Work task - Output the entries below exactly as written, omitting pictures.

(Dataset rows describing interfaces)
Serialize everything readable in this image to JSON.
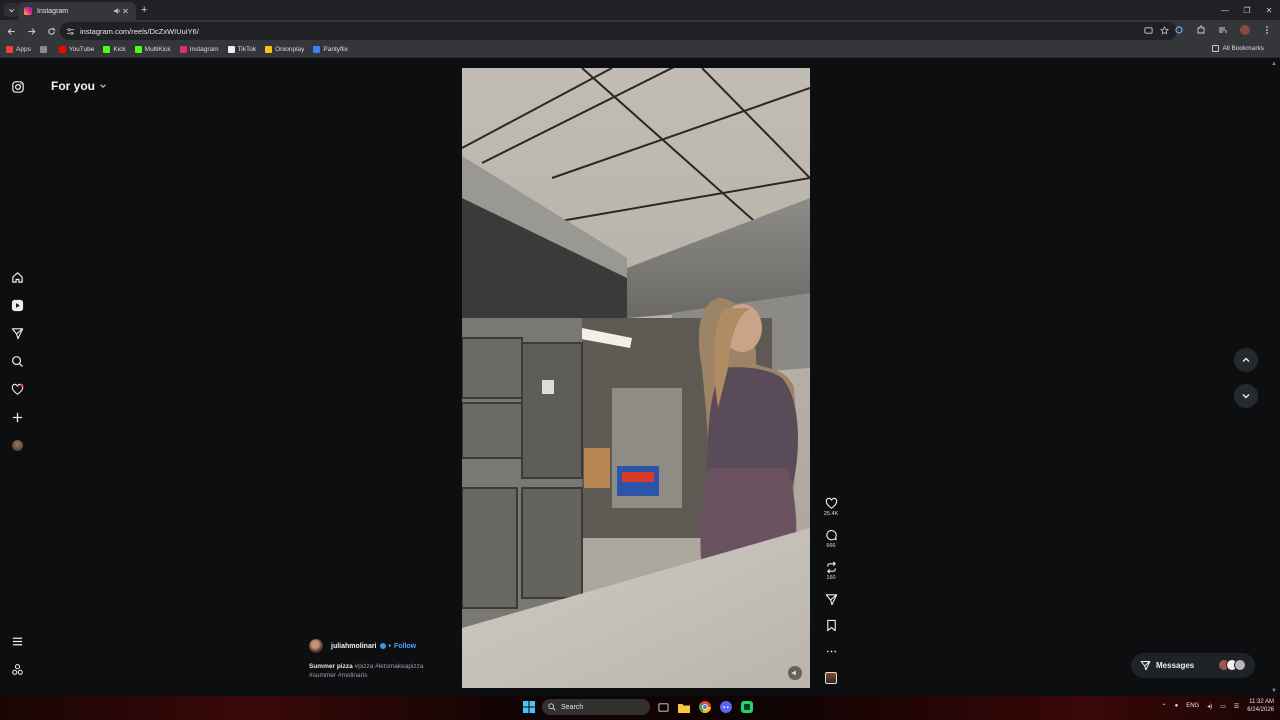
{
  "browser": {
    "tab_title": "Instagram",
    "url": "instagram.com/reels/DcZxWIUuiY6/",
    "bookmarks": [
      {
        "label": "Apps",
        "color": "#ea4335"
      },
      {
        "label": "YouTube",
        "color": "#ff0000"
      },
      {
        "label": "Kick",
        "color": "#53fc18"
      },
      {
        "label": "MultiKick",
        "color": "#53fc18"
      },
      {
        "label": "Instagram",
        "color": "#e1306c"
      },
      {
        "label": "TikTok",
        "color": "#111111"
      },
      {
        "label": "Onionplay",
        "color": "#f5c518"
      },
      {
        "label": "Pantyflix",
        "color": "#3b82f6"
      }
    ],
    "all_bookmarks": "All Bookmarks"
  },
  "instagram": {
    "feed_label": "For you",
    "reel": {
      "username": "juliahmolinari",
      "follow_label": "Follow",
      "caption_title": "Summer pizza",
      "hashtags_line1": "#pizza #letsmakeapizza",
      "hashtags_line2": "#summer #molinaris",
      "likes": "25.4K",
      "comments": "666",
      "reposts": "160"
    },
    "messages_label": "Messages",
    "accent_color": "#3897f0"
  },
  "taskbar": {
    "search_label": "Search",
    "lang": "ENG",
    "time": "11:32 AM",
    "date": "6/24/2026"
  }
}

Your response -
Serialize everything readable in this image to JSON.
{
  "browser": {
    "tab_title": "Instagram",
    "url": "instagram.com/reels/DcZxWIUuiY6/",
    "bookmarks": [
      {
        "label": "Apps",
        "color": "#ea4335"
      },
      {
        "label": "YouTube",
        "color": "#ff0000"
      },
      {
        "label": "Kick",
        "color": "#53fc18"
      },
      {
        "label": "MultiKick",
        "color": "#53fc18"
      },
      {
        "label": "Instagram",
        "color": "#e1306c"
      },
      {
        "label": "TikTok",
        "color": "#111111"
      },
      {
        "label": "Onionplay",
        "color": "#f5c518"
      },
      {
        "label": "Pantyflix",
        "color": "#3b82f6"
      }
    ],
    "all_bookmarks": "All Bookmarks"
  },
  "instagram": {
    "feed_label": "For you",
    "reel": {
      "username": "juliahmolinari",
      "follow_label": "Follow",
      "caption_title": "Summer pizza",
      "hashtags_line1": "#pizza #letsmakeapizza",
      "hashtags_line2": "#summer #molinaris",
      "likes": "25.4K",
      "comments": "666",
      "reposts": "160"
    },
    "messages_label": "Messages",
    "accent_color": "#3897f0"
  },
  "taskbar": {
    "search_label": "Search",
    "lang": "ENG",
    "time": "11:32 AM",
    "date": "6/24/2026"
  }
}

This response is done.